Anoplophora glabripennis (Motschulsky) (Coleoptera: Cerambycidae), referred to as the Asian longhorned beetle (ALB), is one of the more recently introduced non-native invasive species with potential to become a major pest in the United States. It was first discovered in the New York City area in August 1996, and additional infestations were discovered in the Chicago area (July, 1998) and Jersey City, NJ (October, 2002), and Toronto and Vaughan, Ontario, Canada (September, 2003). In August 2008, a large infestation was found in Worcester, MA (110 square miles under quarantine) and in June 2011 another infestation was found in Bethel, OH (61 square miles under quarantine). As of 2016, established populations of ALB have also been found in Austria (2001, 2012, 2013), Belgium (2008), Finland(2015), France (2003, 2004, 2008, 2013, 2016), Germany (2004, 2005, 2012, 2014, 2016), Italy (2007, 2009, 2013), the Netherland (2010), Switzerland (2012, 2015), and United Kingdom(2012). In the United States, the USDA Animal and Plant Health Inspection Service (APHIS) has implemented an eradication program whereby all trees with signs of beetle infestation (oviposition pits or exit holes) are removed and destroyed. The eradication program for ALB has greatly impacted the local areas where this beetle has been found because of the removal of thousands of trees, which has cost millions of dollars. The United States has implemented stricter trade regulations to prevent further introductions. If the established populations of ALB are not eradicated, the beetle could threaten the maple sugar industry, fall-foliage tourism, natural ecosystems, recreational areas, and many beloved backyard and street trees.
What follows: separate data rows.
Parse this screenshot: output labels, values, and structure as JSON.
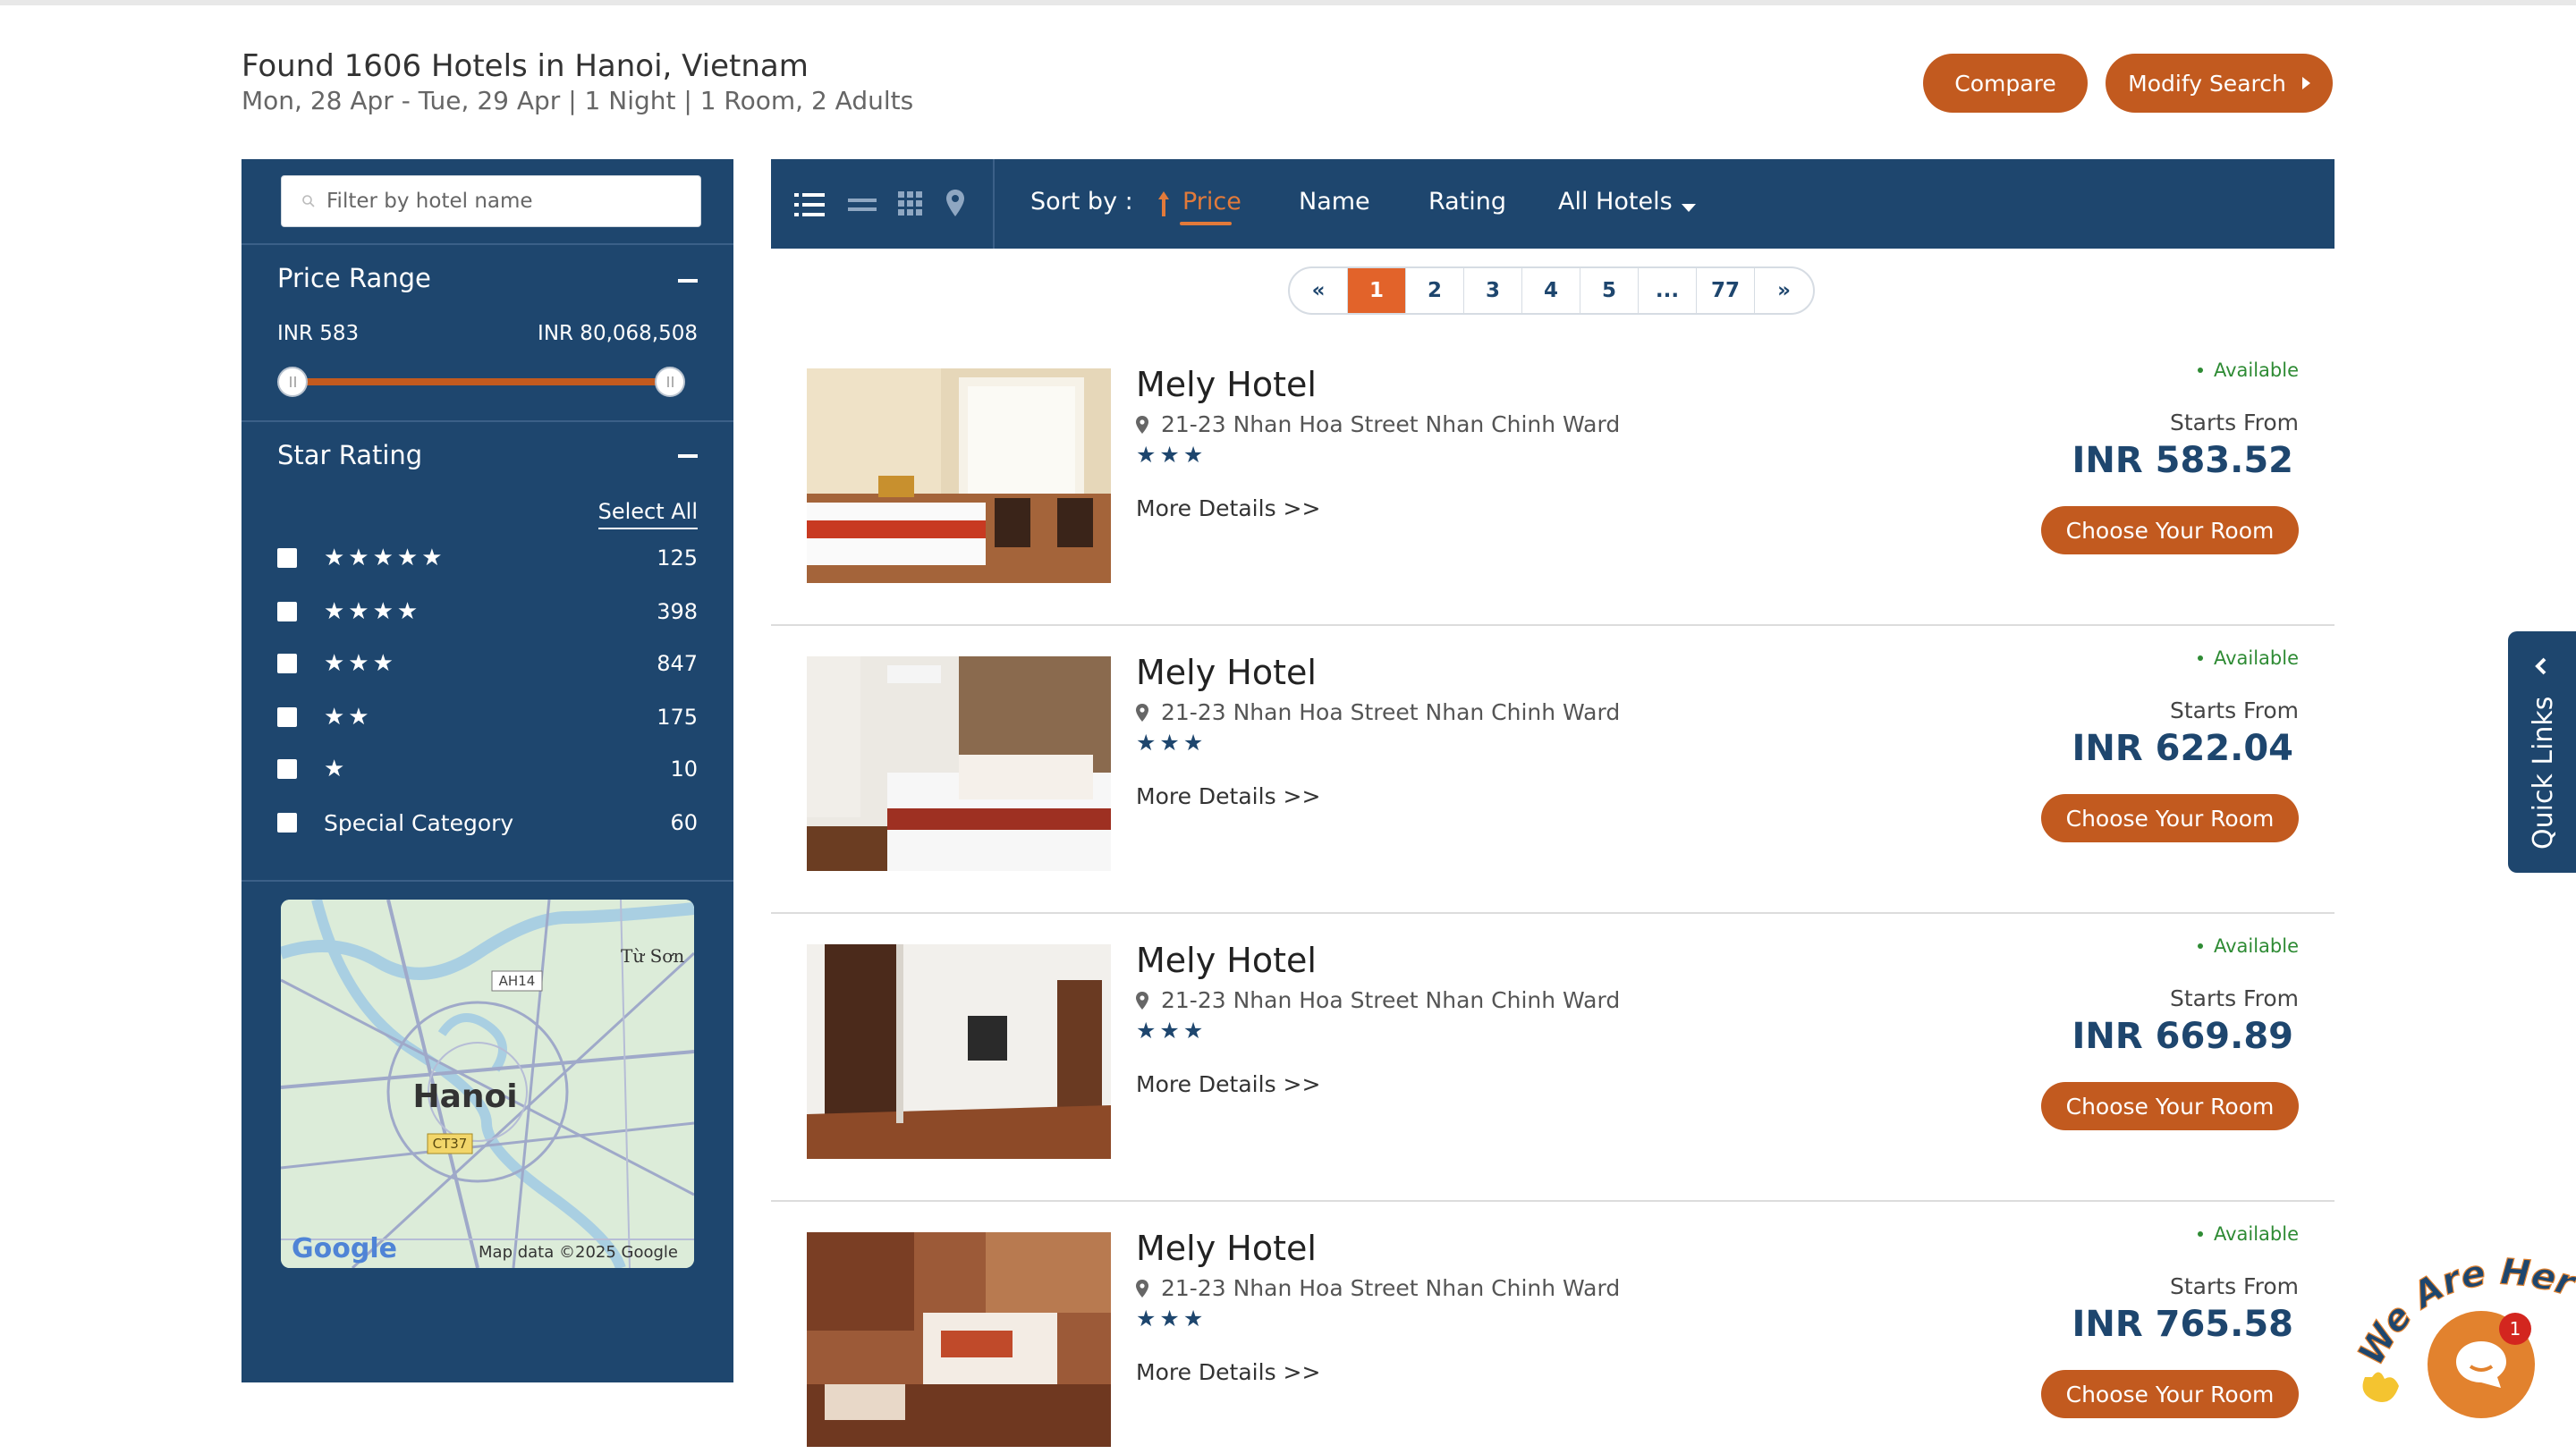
{
  "header": {
    "title": "Found 1606 Hotels in Hanoi, Vietnam",
    "subtitle": "Mon, 28 Apr - Tue, 29 Apr | 1 Night | 1 Room, 2 Adults",
    "compare_label": "Compare",
    "modify_label": "Modify Search"
  },
  "sidebar": {
    "filter_placeholder": "Filter by hotel name",
    "price_range": {
      "title": "Price Range",
      "min_label": "INR 583",
      "max_label": "INR 80,068,508",
      "selected_min_fraction": 0.0,
      "selected_max_fraction": 1.0
    },
    "star_rating": {
      "title": "Star Rating",
      "select_all": "Select All",
      "rows": [
        {
          "stars": "★★★★★",
          "count": "125"
        },
        {
          "stars": "★★★★",
          "count": "398"
        },
        {
          "stars": "★★★",
          "count": "847"
        },
        {
          "stars": "★★",
          "count": "175"
        },
        {
          "stars": "★",
          "count": "10"
        },
        {
          "label": "Special Category",
          "count": "60"
        }
      ]
    },
    "map": {
      "city": "Hanoi",
      "town": "Từ Sơn",
      "road1": "AH14",
      "road2": "CT37",
      "logo": "Google",
      "credit": "Map data ©2025 Google"
    }
  },
  "toolbar": {
    "views": [
      "list-view-icon",
      "compact-view-icon",
      "grid-view-icon",
      "map-view-icon"
    ],
    "sort_label": "Sort by :",
    "sort_options": [
      "Price",
      "Name",
      "Rating"
    ],
    "active_sort": "Price",
    "filter_dropdown": "All Hotels"
  },
  "pagination": {
    "prev": "«",
    "pages": [
      "1",
      "2",
      "3",
      "4",
      "5",
      "...",
      "77"
    ],
    "next": "»",
    "current": "1"
  },
  "hotels": [
    {
      "name": "Mely Hotel",
      "address": "21-23 Nhan Hoa Street Nhan Chinh Ward",
      "stars": "★★★",
      "more": "More Details >>",
      "availability": "Available",
      "starts_from": "Starts From",
      "price": "INR 583.52",
      "cta": "Choose Your Room"
    },
    {
      "name": "Mely Hotel",
      "address": "21-23 Nhan Hoa Street Nhan Chinh Ward",
      "stars": "★★★",
      "more": "More Details >>",
      "availability": "Available",
      "starts_from": "Starts From",
      "price": "INR 622.04",
      "cta": "Choose Your Room"
    },
    {
      "name": "Mely Hotel",
      "address": "21-23 Nhan Hoa Street Nhan Chinh Ward",
      "stars": "★★★",
      "more": "More Details >>",
      "availability": "Available",
      "starts_from": "Starts From",
      "price": "INR 669.89",
      "cta": "Choose Your Room"
    },
    {
      "name": "Mely Hotel",
      "address": "21-23 Nhan Hoa Street Nhan Chinh Ward",
      "stars": "★★★",
      "more": "More Details >>",
      "availability": "Available",
      "starts_from": "Starts From",
      "price": "INR 765.58",
      "cta": "Choose Your Room"
    }
  ],
  "quick_links": {
    "label": "Quick Links"
  },
  "chat": {
    "banner": "We Are Here!",
    "unread": "1"
  },
  "colors": {
    "navy": "#1e466e",
    "accent": "#c25a1f",
    "active_orange": "#e2632a",
    "available_green": "#2e8b34"
  }
}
Little was known about ALB when it was first discovered in the United States, however, scientists have since provided considerable new information on detection and control methods now used by USDA APHIS in their ALB eradication program. Although APHIS is progressing in its goal to eradicate ALB, additional improvements in control methods are still needed to reduce costs, improve efficiency, and ensure successful eradication.
Last Modified: 07/13/2017